I'll start with one of the most obvious benefits: Health. Spending an hour and a half on the bike in a day sure is a lot better for me than driving for 30 minutes. The health benefits of exercise were pretty great. My legs became muscular in places where I haven't had muscle in a long time. But there are a few other health benefits that aren't included in the calorie burning arena - one of which being mental health. Fresh air and pumping blood do wonders to clear my cluttered mind. That's not to mention the extra vitamin D that I was exposed to while riding.

I recently read this article and found myself nodding at all of the health benefits listed.

03 December 2013

All You Need Is Love

I love holiday card time. I love receiving real mail with good tidings from friends near and far. I love seeing family photos that track the yearly march onward and reading about accomplishments and other goings on. Holiday cards weren't really my thing until I had kids. But now they are. I guess that's what maturity and motherhood will do.

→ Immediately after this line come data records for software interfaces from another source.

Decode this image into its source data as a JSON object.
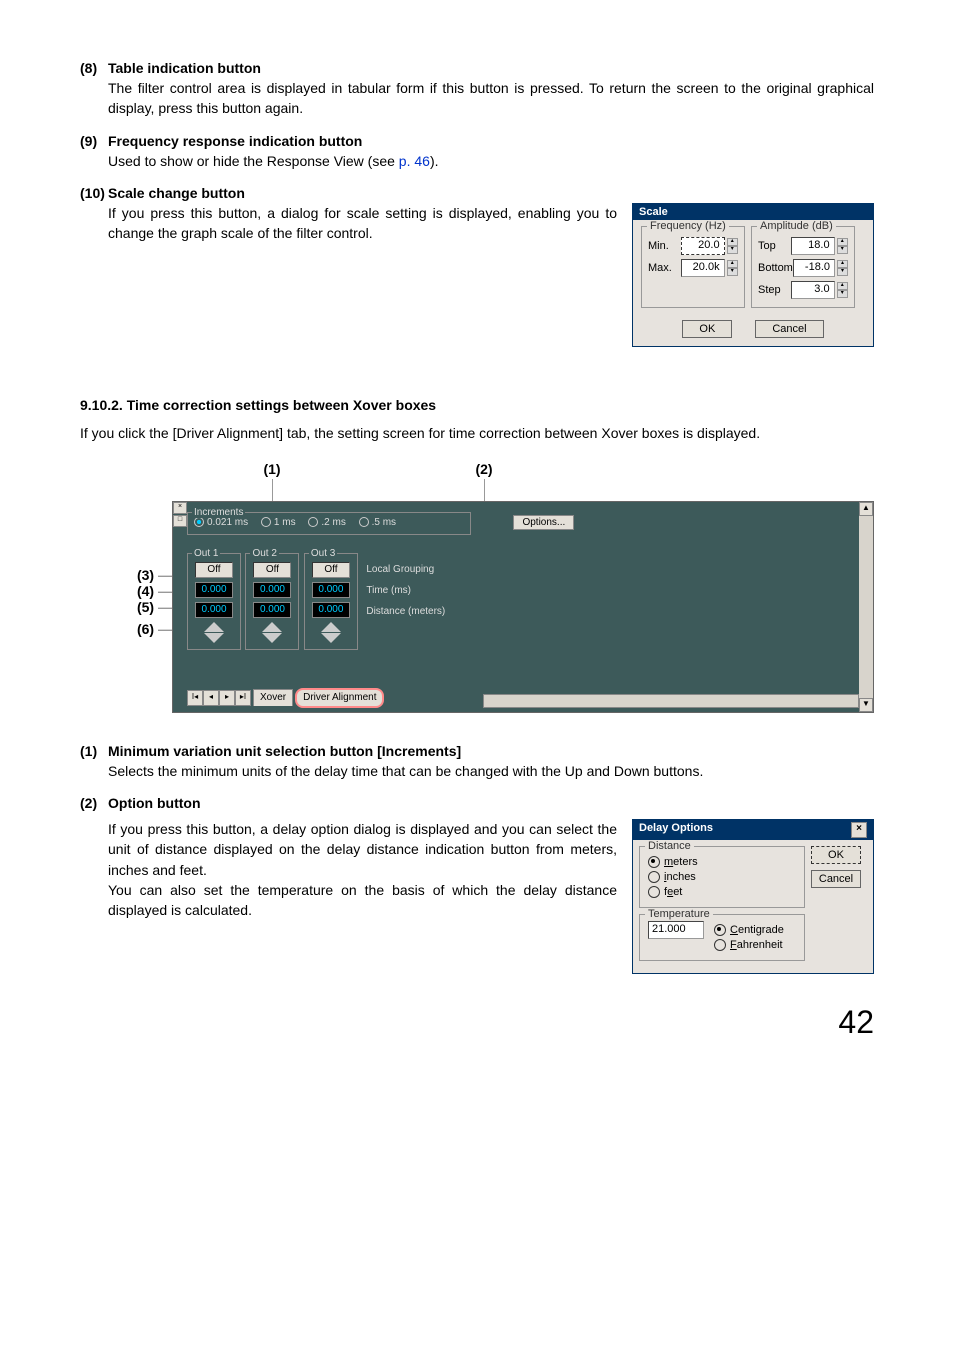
{
  "items": {
    "i8": {
      "num": "(8)",
      "title": "Table indication button",
      "body": "The filter control area is displayed in tabular form if this button is pressed. To return the screen to the original graphical display, press this button again."
    },
    "i9": {
      "num": "(9)",
      "title": "Frequency response indication button",
      "body_a": "Used to show or hide the Response View (see ",
      "link": "p. 46",
      "body_b": ")."
    },
    "i10": {
      "num": "(10)",
      "title": "Scale change button",
      "body": "If you press this button, a dialog for scale setting is displayed, enabling you to change the graph scale of the filter control."
    }
  },
  "scale": {
    "title": "Scale",
    "freq_legend": "Frequency (Hz)",
    "amp_legend": "Amplitude (dB)",
    "min_lab": "Min.",
    "min_val": "20.0",
    "max_lab": "Max.",
    "max_val": "20.0k",
    "top_lab": "Top",
    "top_val": "18.0",
    "bottom_lab": "Bottom",
    "bottom_val": "-18.0",
    "step_lab": "Step",
    "step_val": "3.0",
    "ok": "OK",
    "cancel": "Cancel"
  },
  "sec": {
    "head": "9.10.2. Time correction settings between Xover boxes",
    "body": "If you click the [Driver Alignment] tab, the setting screen for time correction between Xover boxes is displayed."
  },
  "top_callouts": {
    "c1": "(1)",
    "c2": "(2)"
  },
  "left_callouts": {
    "c3": "(3)",
    "c4": "(4)",
    "c5": "(5)",
    "c6": "(6)"
  },
  "app": {
    "incr_legend": "Increments",
    "r0": "0.021 ms",
    "r1": "1 ms",
    "r2": ".2 ms",
    "r3": ".5 ms",
    "options": "Options...",
    "out1": "Out 1",
    "out2": "Out 2",
    "out3": "Out 3",
    "off": "Off",
    "zero": "0.000",
    "local_grouping": "Local Grouping",
    "time_ms": "Time (ms)",
    "distance_m": "Distance (meters)",
    "tab_xover": "Xover",
    "tab_da": "Driver Alignment"
  },
  "items2": {
    "i1": {
      "num": "(1)",
      "title": "Minimum variation unit selection button [Increments]",
      "body": "Selects the minimum units of the delay time that can be changed with the Up and Down buttons."
    },
    "i2": {
      "num": "(2)",
      "title": "Option button",
      "body": "If you press this button, a delay option dialog is displayed and you can select the unit of distance displayed on the delay distance indication button from meters, inches and feet.",
      "body2": "You can also set the temperature on the basis of which the delay distance displayed is calculated."
    }
  },
  "delay": {
    "title": "Delay Options",
    "dist_legend": "Distance",
    "meters": "meters",
    "inches": "inches",
    "feet": "feet",
    "temp_legend": "Temperature",
    "temp_val": "21.000",
    "centigrade": "Centigrade",
    "fahrenheit": "Fahrenheit",
    "ok": "OK",
    "cancel": "Cancel"
  },
  "page_num": "42"
}
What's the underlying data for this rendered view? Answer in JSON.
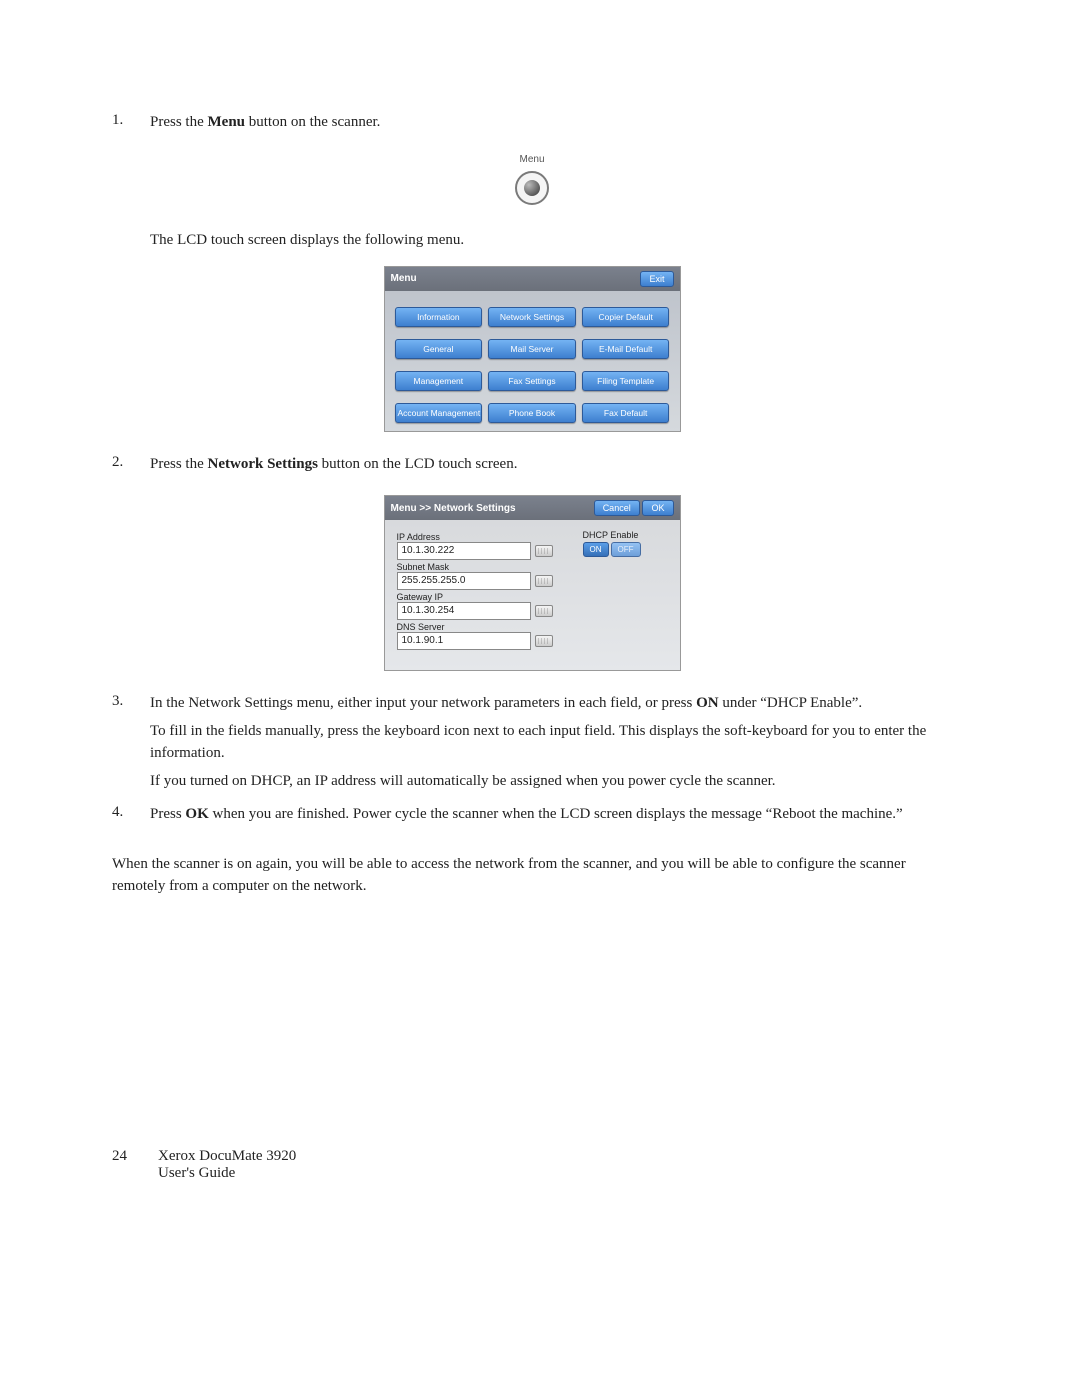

Although it's hard to believe that the year is nearly complete, here we are. What a lovely year it was. Here are some highlights:

Lila turned three in September. She is most certainly no longer a baby. She rid herself diapers (during the day anyway) and transitioned to a big girl bed. She is a little person through and through and has the most wonderful of personalities - feisty and loving and stubborn and happy. She also moved into the intermediate room at daycare - where almost all of the kids are older than her. But she loves it all the same. This year, at Thanksgiving, she said she was thankful for flip flops. It's appropriate because she loves flip flops more than just about anything. Except maybe her brother. She really loves him.

Speaking of Benny (how's that for a transition?), he's doing pretty swell too. Although he would never admit it when his friends are around, he loves his sister. They enjoy playing with each other. While fights happen, they are few and far between. He's in first grade (first grade?!?) at our local neighborhood school. He likes his teacher and seems to make more friends every passing week, which makes sense because he's a friendly and fun-loving kind of guy. This semester he's taking after school art and Spanish classes in addition to swim classes. In January, he'll start ski school. Oh, and he's reading pretty well, which makes his bibliophile mama pretty happy.

Nate and I continue to be in awe of these two little creatures - although there are the rare exceptions of evenings when we need a stiff drink after the monsters go to bed. They are ours and they are amazing.

Nate celebrated one year at his new job this summer. It's challenging and busy, but he (mostly) likes it. He occasionally plays in a local band and is serving as the president of the board at Lila's preschool. Never a dull moment.

I've been keeping busy too. Struckman Consulting is thriving now. I'll (hopefully) provide an update for that in a future post. I won't be teaching at the University of Denver this year, which is disappointing, but it's just as well. I've signed three new clients in the past three months. I'd be hard-pressed to find time to plan and teach a class any time in the near future. I've been riding my bike (nearly) everyday for the past year. It's been a great experiment/adventure and I don't see myself changing any new habits.

It's strange to reflect on an entire year in a few short paragraphs, but it's a good reminder that time does indeed march on. I'm very excited to see what 2014 has in store!